- Recorded data:
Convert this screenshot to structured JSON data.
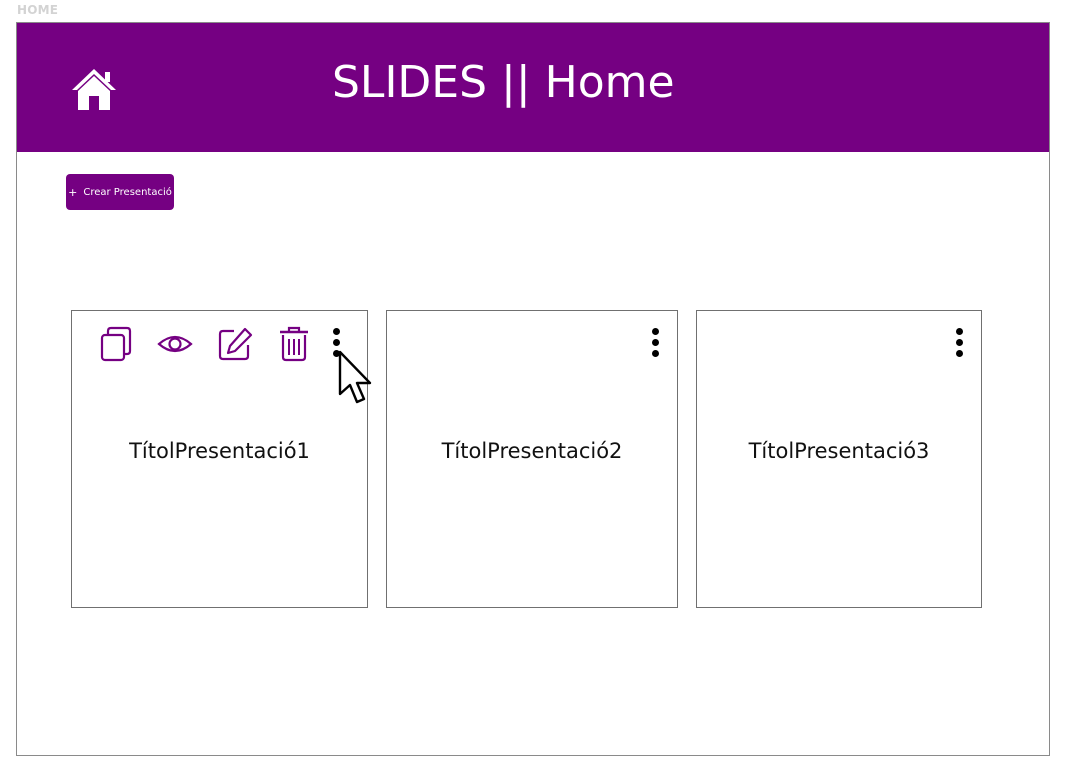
{
  "page_label": "HOME",
  "header": {
    "title": "SLIDES || Home",
    "home_icon": "home-icon"
  },
  "toolbar": {
    "create_label": "Crear Presentació",
    "create_icon": "+"
  },
  "presentations": [
    {
      "title": "TítolPresentació1",
      "actions_visible": true
    },
    {
      "title": "TítolPresentació2",
      "actions_visible": false
    },
    {
      "title": "TítolPresentació3",
      "actions_visible": false
    }
  ],
  "card_actions": [
    "copy-icon",
    "eye-icon",
    "edit-icon",
    "trash-icon"
  ],
  "colors": {
    "brand": "#750082",
    "header_text": "#ffffff",
    "border": "#707070"
  }
}
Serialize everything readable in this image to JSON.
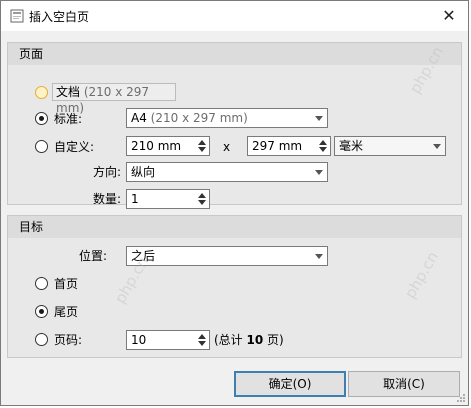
{
  "window": {
    "title": "插入空白页",
    "close_glyph": "✕"
  },
  "page_group": {
    "title": "页面",
    "document_option": {
      "label": "文档",
      "size": "(210 x 297 mm)"
    },
    "standard_option": {
      "label": "标准:",
      "paper": "A4",
      "paper_size": "(210 x 297 mm)"
    },
    "custom_option": {
      "label": "自定义:",
      "width": "210 mm",
      "times": "x",
      "height": "297 mm",
      "unit": "毫米"
    },
    "orientation": {
      "label": "方向:",
      "value": "纵向"
    },
    "quantity": {
      "label": "数量:",
      "value": "1"
    }
  },
  "target_group": {
    "title": "目标",
    "position": {
      "label": "位置:",
      "value": "之后"
    },
    "first_page": {
      "label": "首页"
    },
    "last_page": {
      "label": "尾页"
    },
    "page_number": {
      "label": "页码:",
      "value": "10",
      "total_prefix": "(总计",
      "total": "10",
      "total_suffix": "页)"
    }
  },
  "buttons": {
    "ok": "确定(O)",
    "cancel": "取消(C)"
  },
  "watermark": "php.cn",
  "colors": {
    "accent": "#3c7fb1",
    "disabled_radio": "#e0b030"
  }
}
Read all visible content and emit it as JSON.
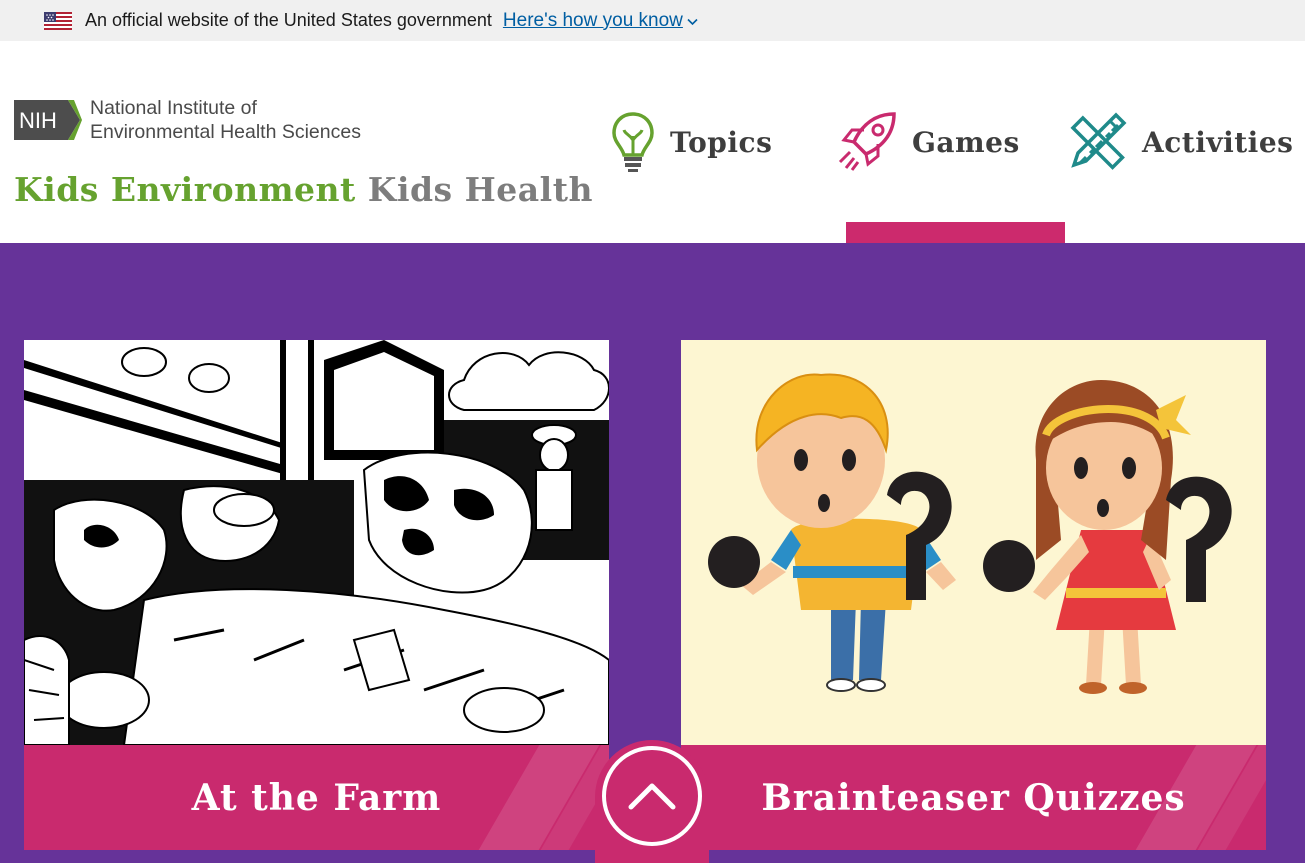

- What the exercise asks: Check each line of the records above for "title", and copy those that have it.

- Response area:
    "title": "SLIDES || Home",
      "title": "TítolPresentació1",
      "title": "TítolPresentació2",
      "title": "TítolPresentació3",
    "title": "插入空白页",
    "title": "页面",
    "title": "目标",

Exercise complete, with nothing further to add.